(Website and app data records)
---------------

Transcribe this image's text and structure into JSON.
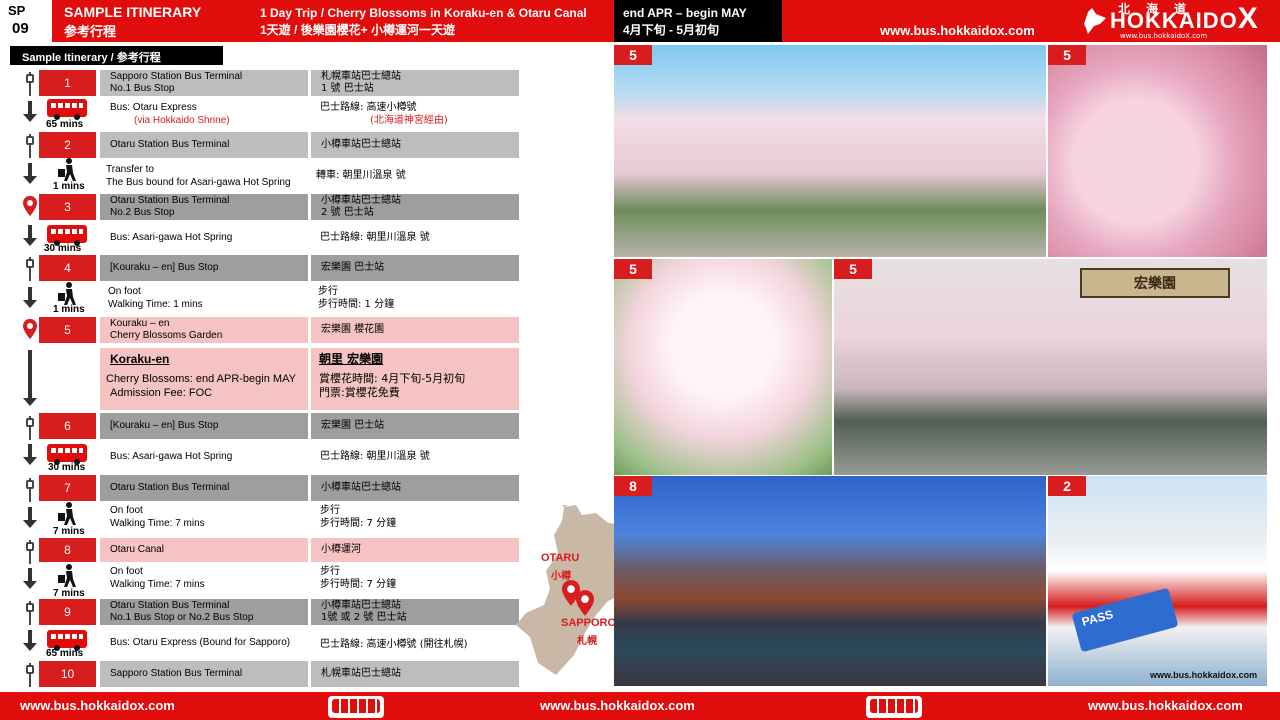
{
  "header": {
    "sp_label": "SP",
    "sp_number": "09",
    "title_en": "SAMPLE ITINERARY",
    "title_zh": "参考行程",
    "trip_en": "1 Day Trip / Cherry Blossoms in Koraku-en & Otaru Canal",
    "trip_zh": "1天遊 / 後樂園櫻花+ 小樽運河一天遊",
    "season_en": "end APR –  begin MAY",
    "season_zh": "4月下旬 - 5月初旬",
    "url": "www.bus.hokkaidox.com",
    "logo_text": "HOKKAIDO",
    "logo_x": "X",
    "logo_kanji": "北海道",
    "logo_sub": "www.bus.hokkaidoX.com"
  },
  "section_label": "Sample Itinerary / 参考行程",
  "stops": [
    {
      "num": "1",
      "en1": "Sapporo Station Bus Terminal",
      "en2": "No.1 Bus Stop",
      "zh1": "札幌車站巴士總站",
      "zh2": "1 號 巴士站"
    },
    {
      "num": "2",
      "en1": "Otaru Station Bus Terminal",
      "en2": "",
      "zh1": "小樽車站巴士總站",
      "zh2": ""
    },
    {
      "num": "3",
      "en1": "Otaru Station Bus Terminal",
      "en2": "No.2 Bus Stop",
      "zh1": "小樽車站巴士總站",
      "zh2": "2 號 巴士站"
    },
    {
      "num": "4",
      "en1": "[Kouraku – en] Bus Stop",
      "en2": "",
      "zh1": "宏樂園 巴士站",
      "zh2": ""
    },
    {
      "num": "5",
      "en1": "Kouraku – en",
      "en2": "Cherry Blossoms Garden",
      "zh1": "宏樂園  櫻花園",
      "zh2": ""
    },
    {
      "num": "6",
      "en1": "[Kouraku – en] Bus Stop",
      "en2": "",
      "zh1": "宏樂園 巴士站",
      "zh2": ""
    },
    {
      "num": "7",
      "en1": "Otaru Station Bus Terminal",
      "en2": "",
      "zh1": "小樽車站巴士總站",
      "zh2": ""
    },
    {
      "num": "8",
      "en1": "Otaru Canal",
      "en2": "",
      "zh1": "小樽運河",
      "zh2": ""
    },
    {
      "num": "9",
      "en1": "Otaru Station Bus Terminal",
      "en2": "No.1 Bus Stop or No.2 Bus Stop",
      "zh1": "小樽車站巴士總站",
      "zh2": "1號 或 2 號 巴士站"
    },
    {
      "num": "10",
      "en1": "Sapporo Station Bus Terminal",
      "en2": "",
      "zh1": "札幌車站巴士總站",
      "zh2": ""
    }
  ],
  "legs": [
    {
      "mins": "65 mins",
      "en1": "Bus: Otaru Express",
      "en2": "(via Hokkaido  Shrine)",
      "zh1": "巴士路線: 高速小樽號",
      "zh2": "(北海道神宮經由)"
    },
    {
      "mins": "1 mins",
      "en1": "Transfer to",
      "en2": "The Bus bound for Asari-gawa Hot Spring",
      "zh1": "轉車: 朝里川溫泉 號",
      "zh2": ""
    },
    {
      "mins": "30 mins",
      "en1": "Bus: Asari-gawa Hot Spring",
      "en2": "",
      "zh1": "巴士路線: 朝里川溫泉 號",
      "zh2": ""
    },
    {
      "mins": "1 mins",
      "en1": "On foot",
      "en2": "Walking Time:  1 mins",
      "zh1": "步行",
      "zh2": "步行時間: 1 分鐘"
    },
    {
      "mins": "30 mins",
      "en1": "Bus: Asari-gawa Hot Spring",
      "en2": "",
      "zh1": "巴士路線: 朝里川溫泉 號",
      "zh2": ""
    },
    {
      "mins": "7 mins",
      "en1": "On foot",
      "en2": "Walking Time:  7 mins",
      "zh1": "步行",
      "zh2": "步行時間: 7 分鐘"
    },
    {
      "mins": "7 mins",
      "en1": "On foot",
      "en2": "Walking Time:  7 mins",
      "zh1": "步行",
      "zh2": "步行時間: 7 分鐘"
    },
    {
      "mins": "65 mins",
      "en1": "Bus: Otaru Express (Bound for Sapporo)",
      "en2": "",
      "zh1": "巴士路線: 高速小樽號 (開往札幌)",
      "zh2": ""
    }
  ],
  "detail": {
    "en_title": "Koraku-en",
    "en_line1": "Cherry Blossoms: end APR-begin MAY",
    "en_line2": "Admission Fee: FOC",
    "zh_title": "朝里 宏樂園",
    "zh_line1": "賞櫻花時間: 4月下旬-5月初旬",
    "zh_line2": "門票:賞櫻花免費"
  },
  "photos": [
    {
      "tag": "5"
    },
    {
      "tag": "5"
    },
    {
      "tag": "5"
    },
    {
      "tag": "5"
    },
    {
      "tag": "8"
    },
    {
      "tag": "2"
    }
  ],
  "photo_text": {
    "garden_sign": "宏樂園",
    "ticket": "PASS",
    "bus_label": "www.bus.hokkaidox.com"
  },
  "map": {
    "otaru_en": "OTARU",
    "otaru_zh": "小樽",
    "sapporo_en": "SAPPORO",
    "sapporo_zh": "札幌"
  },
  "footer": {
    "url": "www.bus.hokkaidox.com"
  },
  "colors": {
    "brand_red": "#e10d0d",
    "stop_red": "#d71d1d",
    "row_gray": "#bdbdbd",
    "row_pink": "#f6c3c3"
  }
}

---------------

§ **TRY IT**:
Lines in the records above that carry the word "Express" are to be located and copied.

§ **RESULT OF THIS EXERCISE**:
      "en1": "Bus: Otaru Express",
      "en1": "Bus: Otaru Express (Bound for Sapporo)",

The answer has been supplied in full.